* _What needs to be done_
Word for word, restate the records that come next, omitting the images.

----- Data listing

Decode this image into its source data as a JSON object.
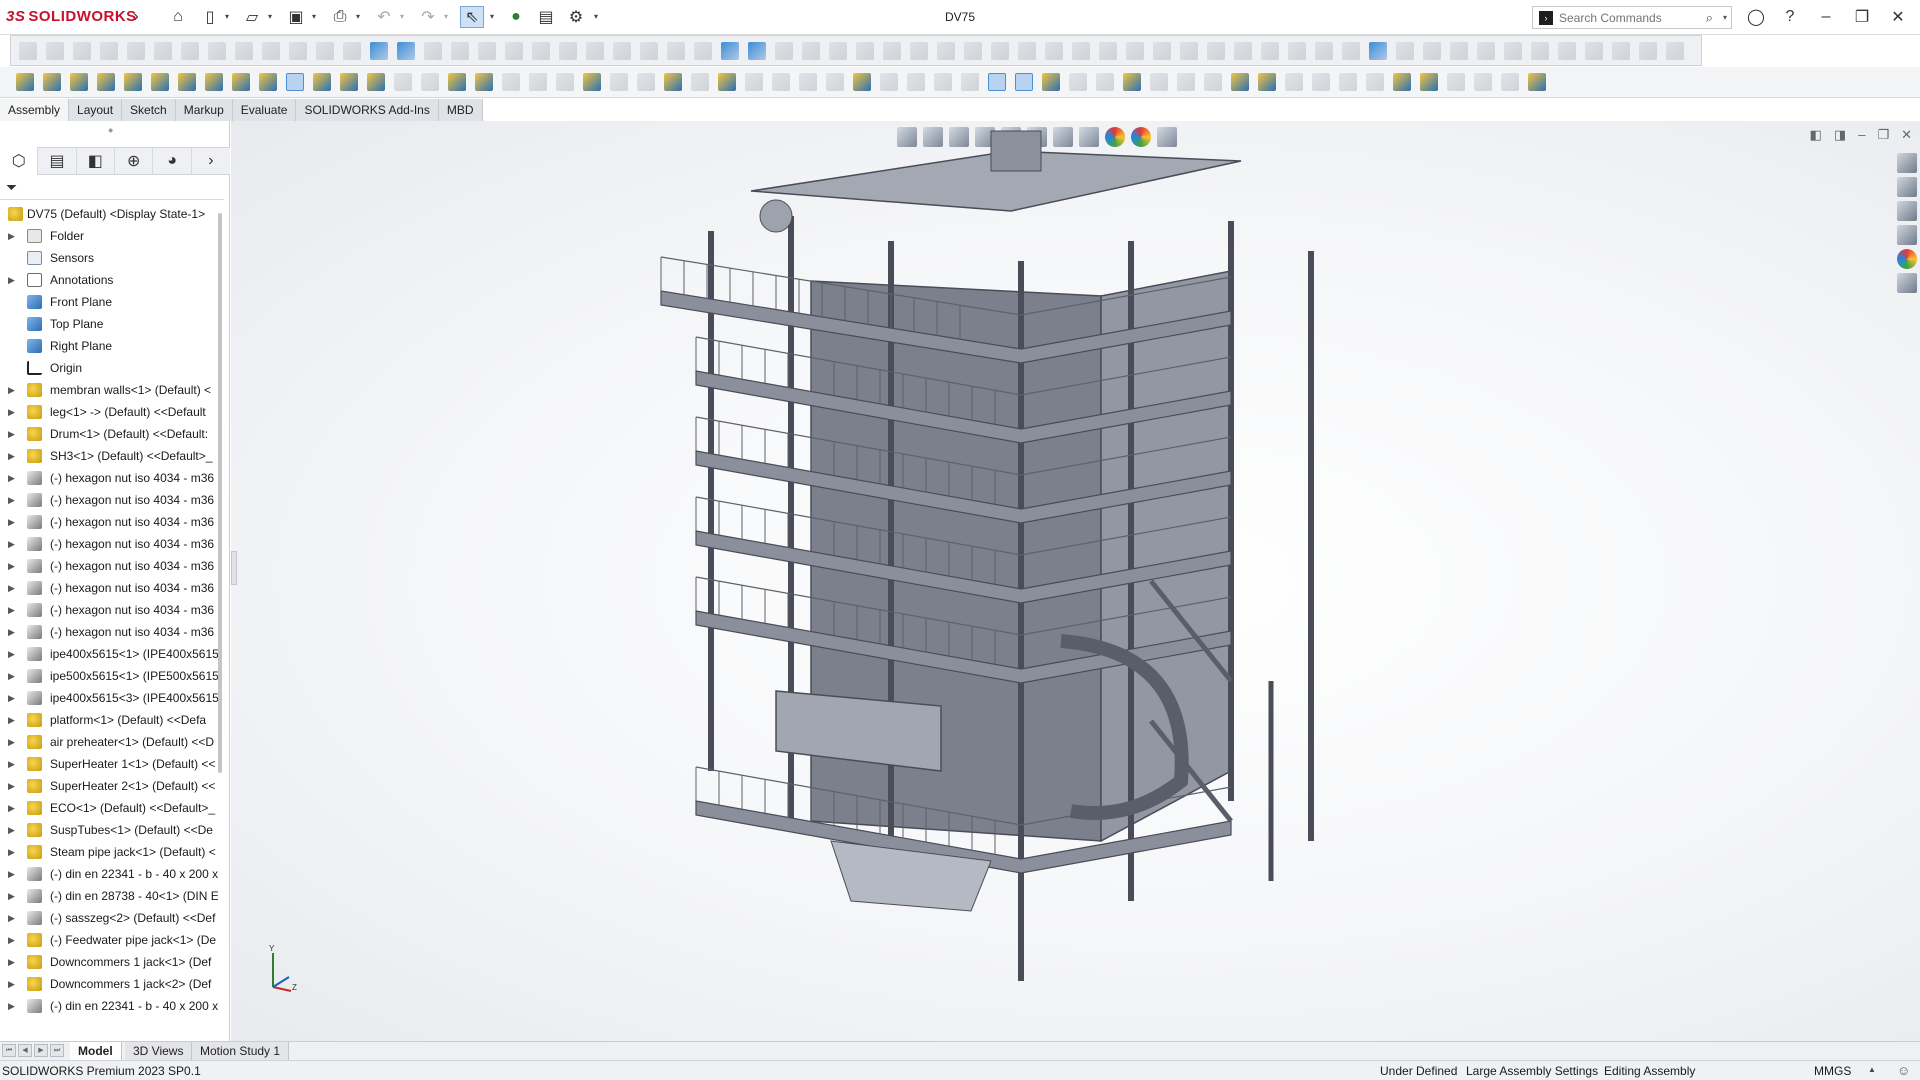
{
  "app": {
    "logo_prefix": "3S",
    "logo_text": "SOLIDWORKS",
    "document_title": "DV75"
  },
  "search": {
    "placeholder": "Search Commands"
  },
  "command_tabs": [
    {
      "label": "Assembly"
    },
    {
      "label": "Layout"
    },
    {
      "label": "Sketch"
    },
    {
      "label": "Markup"
    },
    {
      "label": "Evaluate"
    },
    {
      "label": "SOLIDWORKS Add-Ins"
    },
    {
      "label": "MBD"
    }
  ],
  "tree": {
    "root": {
      "label": "DV75 (Default) <Display State-1>",
      "icon": "assembly-icon"
    },
    "items": [
      {
        "label": "Folder",
        "icon": "folder-icon",
        "expandable": true
      },
      {
        "label": "Sensors",
        "icon": "sensor-icon",
        "expandable": false
      },
      {
        "label": "Annotations",
        "icon": "annotation-icon",
        "expandable": true
      },
      {
        "label": "Front Plane",
        "icon": "plane-icon",
        "expandable": false
      },
      {
        "label": "Top Plane",
        "icon": "plane-icon",
        "expandable": false
      },
      {
        "label": "Right Plane",
        "icon": "plane-icon",
        "expandable": false
      },
      {
        "label": "Origin",
        "icon": "origin-icon",
        "expandable": false
      },
      {
        "label": "membran walls<1> (Default) <",
        "icon": "assembly-icon",
        "expandable": true
      },
      {
        "label": "leg<1> -> (Default) <<Default",
        "icon": "assembly-icon",
        "expandable": true
      },
      {
        "label": "Drum<1> (Default) <<Default:",
        "icon": "assembly-icon",
        "expandable": true
      },
      {
        "label": "SH3<1> (Default) <<Default>_",
        "icon": "assembly-icon",
        "expandable": true
      },
      {
        "label": "(-) hexagon nut iso 4034 - m36",
        "icon": "part-icon",
        "expandable": true
      },
      {
        "label": "(-) hexagon nut iso 4034 - m36",
        "icon": "part-icon",
        "expandable": true
      },
      {
        "label": "(-) hexagon nut iso 4034 - m36",
        "icon": "part-icon",
        "expandable": true
      },
      {
        "label": "(-) hexagon nut iso 4034 - m36",
        "icon": "part-icon",
        "expandable": true
      },
      {
        "label": "(-) hexagon nut iso 4034 - m36",
        "icon": "part-icon",
        "expandable": true
      },
      {
        "label": "(-) hexagon nut iso 4034 - m36",
        "icon": "part-icon",
        "expandable": true
      },
      {
        "label": "(-) hexagon nut iso 4034 - m36",
        "icon": "part-icon",
        "expandable": true
      },
      {
        "label": "(-) hexagon nut iso 4034 - m36",
        "icon": "part-icon",
        "expandable": true
      },
      {
        "label": "ipe400x5615<1> (IPE400x5615)",
        "icon": "part-icon",
        "expandable": true
      },
      {
        "label": "ipe500x5615<1> (IPE500x5615)",
        "icon": "part-icon",
        "expandable": true
      },
      {
        "label": "ipe400x5615<3> (IPE400x5615)",
        "icon": "part-icon",
        "expandable": true
      },
      {
        "label": "platform<1> (Default) <<Defa",
        "icon": "assembly-icon",
        "expandable": true
      },
      {
        "label": "air preheater<1> (Default) <<D",
        "icon": "assembly-icon",
        "expandable": true
      },
      {
        "label": "SuperHeater 1<1> (Default) <<",
        "icon": "assembly-icon",
        "expandable": true
      },
      {
        "label": "SuperHeater 2<1> (Default) <<",
        "icon": "assembly-icon",
        "expandable": true
      },
      {
        "label": "ECO<1> (Default) <<Default>_",
        "icon": "assembly-icon",
        "expandable": true
      },
      {
        "label": "SuspTubes<1> (Default) <<De",
        "icon": "assembly-icon",
        "expandable": true
      },
      {
        "label": "Steam pipe jack<1> (Default) <",
        "icon": "assembly-icon",
        "expandable": true
      },
      {
        "label": "(-) din en 22341 - b - 40 x 200 x",
        "icon": "part-icon",
        "expandable": true
      },
      {
        "label": "(-) din en 28738 - 40<1> (DIN E",
        "icon": "part-icon",
        "expandable": true
      },
      {
        "label": "(-) sasszeg<2> (Default) <<Def",
        "icon": "part-icon",
        "expandable": true
      },
      {
        "label": "(-) Feedwater pipe jack<1> (De",
        "icon": "assembly-icon",
        "expandable": true
      },
      {
        "label": "Downcommers 1 jack<1> (Def",
        "icon": "assembly-icon",
        "expandable": true
      },
      {
        "label": "Downcommers 1 jack<2> (Def",
        "icon": "assembly-icon",
        "expandable": true
      },
      {
        "label": "(-) din en 22341 - b - 40 x 200 x",
        "icon": "part-icon",
        "expandable": true
      }
    ]
  },
  "bottom_tabs": [
    {
      "label": "Model",
      "active": true
    },
    {
      "label": "3D Views",
      "active": false
    },
    {
      "label": "Motion Study 1",
      "active": false
    }
  ],
  "status": {
    "product": "SOLIDWORKS Premium 2023 SP0.1",
    "state": "Under Defined",
    "settings": "Large Assembly Settings",
    "mode": "Editing Assembly",
    "units": "MMGS"
  },
  "triad": {
    "y_label": "Y",
    "z_label": "Z"
  },
  "colors": {
    "brand": "#c8102e",
    "model_steel": "#8b8f9c",
    "model_dark": "#4a4d57"
  }
}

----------

* _Answer area_
Decode this image into its source data as a JSON object.
{
  "app": {
    "logo_prefix": "3S",
    "logo_text": "SOLIDWORKS",
    "document_title": "DV75"
  },
  "search": {
    "placeholder": "Search Commands"
  },
  "command_tabs": [
    {
      "label": "Assembly"
    },
    {
      "label": "Layout"
    },
    {
      "label": "Sketch"
    },
    {
      "label": "Markup"
    },
    {
      "label": "Evaluate"
    },
    {
      "label": "SOLIDWORKS Add-Ins"
    },
    {
      "label": "MBD"
    }
  ],
  "tree": {
    "root": {
      "label": "DV75 (Default) <Display State-1>",
      "icon": "assembly-icon"
    },
    "items": [
      {
        "label": "Folder",
        "icon": "folder-icon",
        "expandable": true
      },
      {
        "label": "Sensors",
        "icon": "sensor-icon",
        "expandable": false
      },
      {
        "label": "Annotations",
        "icon": "annotation-icon",
        "expandable": true
      },
      {
        "label": "Front Plane",
        "icon": "plane-icon",
        "expandable": false
      },
      {
        "label": "Top Plane",
        "icon": "plane-icon",
        "expandable": false
      },
      {
        "label": "Right Plane",
        "icon": "plane-icon",
        "expandable": false
      },
      {
        "label": "Origin",
        "icon": "origin-icon",
        "expandable": false
      },
      {
        "label": "membran walls<1> (Default) <",
        "icon": "assembly-icon",
        "expandable": true
      },
      {
        "label": "leg<1> -> (Default) <<Default",
        "icon": "assembly-icon",
        "expandable": true
      },
      {
        "label": "Drum<1> (Default) <<Default:",
        "icon": "assembly-icon",
        "expandable": true
      },
      {
        "label": "SH3<1> (Default) <<Default>_",
        "icon": "assembly-icon",
        "expandable": true
      },
      {
        "label": "(-) hexagon nut iso 4034 - m36",
        "icon": "part-icon",
        "expandable": true
      },
      {
        "label": "(-) hexagon nut iso 4034 - m36",
        "icon": "part-icon",
        "expandable": true
      },
      {
        "label": "(-) hexagon nut iso 4034 - m36",
        "icon": "part-icon",
        "expandable": true
      },
      {
        "label": "(-) hexagon nut iso 4034 - m36",
        "icon": "part-icon",
        "expandable": true
      },
      {
        "label": "(-) hexagon nut iso 4034 - m36",
        "icon": "part-icon",
        "expandable": true
      },
      {
        "label": "(-) hexagon nut iso 4034 - m36",
        "icon": "part-icon",
        "expandable": true
      },
      {
        "label": "(-) hexagon nut iso 4034 - m36",
        "icon": "part-icon",
        "expandable": true
      },
      {
        "label": "(-) hexagon nut iso 4034 - m36",
        "icon": "part-icon",
        "expandable": true
      },
      {
        "label": "ipe400x5615<1> (IPE400x5615)",
        "icon": "part-icon",
        "expandable": true
      },
      {
        "label": "ipe500x5615<1> (IPE500x5615)",
        "icon": "part-icon",
        "expandable": true
      },
      {
        "label": "ipe400x5615<3> (IPE400x5615)",
        "icon": "part-icon",
        "expandable": true
      },
      {
        "label": "platform<1> (Default) <<Defa",
        "icon": "assembly-icon",
        "expandable": true
      },
      {
        "label": "air preheater<1> (Default) <<D",
        "icon": "assembly-icon",
        "expandable": true
      },
      {
        "label": "SuperHeater 1<1> (Default) <<",
        "icon": "assembly-icon",
        "expandable": true
      },
      {
        "label": "SuperHeater 2<1> (Default) <<",
        "icon": "assembly-icon",
        "expandable": true
      },
      {
        "label": "ECO<1> (Default) <<Default>_",
        "icon": "assembly-icon",
        "expandable": true
      },
      {
        "label": "SuspTubes<1> (Default) <<De",
        "icon": "assembly-icon",
        "expandable": true
      },
      {
        "label": "Steam pipe jack<1> (Default) <",
        "icon": "assembly-icon",
        "expandable": true
      },
      {
        "label": "(-) din en 22341 - b - 40 x 200 x",
        "icon": "part-icon",
        "expandable": true
      },
      {
        "label": "(-) din en 28738 - 40<1> (DIN E",
        "icon": "part-icon",
        "expandable": true
      },
      {
        "label": "(-) sasszeg<2> (Default) <<Def",
        "icon": "part-icon",
        "expandable": true
      },
      {
        "label": "(-) Feedwater pipe jack<1> (De",
        "icon": "assembly-icon",
        "expandable": true
      },
      {
        "label": "Downcommers 1 jack<1> (Def",
        "icon": "assembly-icon",
        "expandable": true
      },
      {
        "label": "Downcommers 1 jack<2> (Def",
        "icon": "assembly-icon",
        "expandable": true
      },
      {
        "label": "(-) din en 22341 - b - 40 x 200 x",
        "icon": "part-icon",
        "expandable": true
      }
    ]
  },
  "bottom_tabs": [
    {
      "label": "Model",
      "active": true
    },
    {
      "label": "3D Views",
      "active": false
    },
    {
      "label": "Motion Study 1",
      "active": false
    }
  ],
  "status": {
    "product": "SOLIDWORKS Premium 2023 SP0.1",
    "state": "Under Defined",
    "settings": "Large Assembly Settings",
    "mode": "Editing Assembly",
    "units": "MMGS"
  },
  "triad": {
    "y_label": "Y",
    "z_label": "Z"
  },
  "colors": {
    "brand": "#c8102e",
    "model_steel": "#8b8f9c",
    "model_dark": "#4a4d57"
  }
}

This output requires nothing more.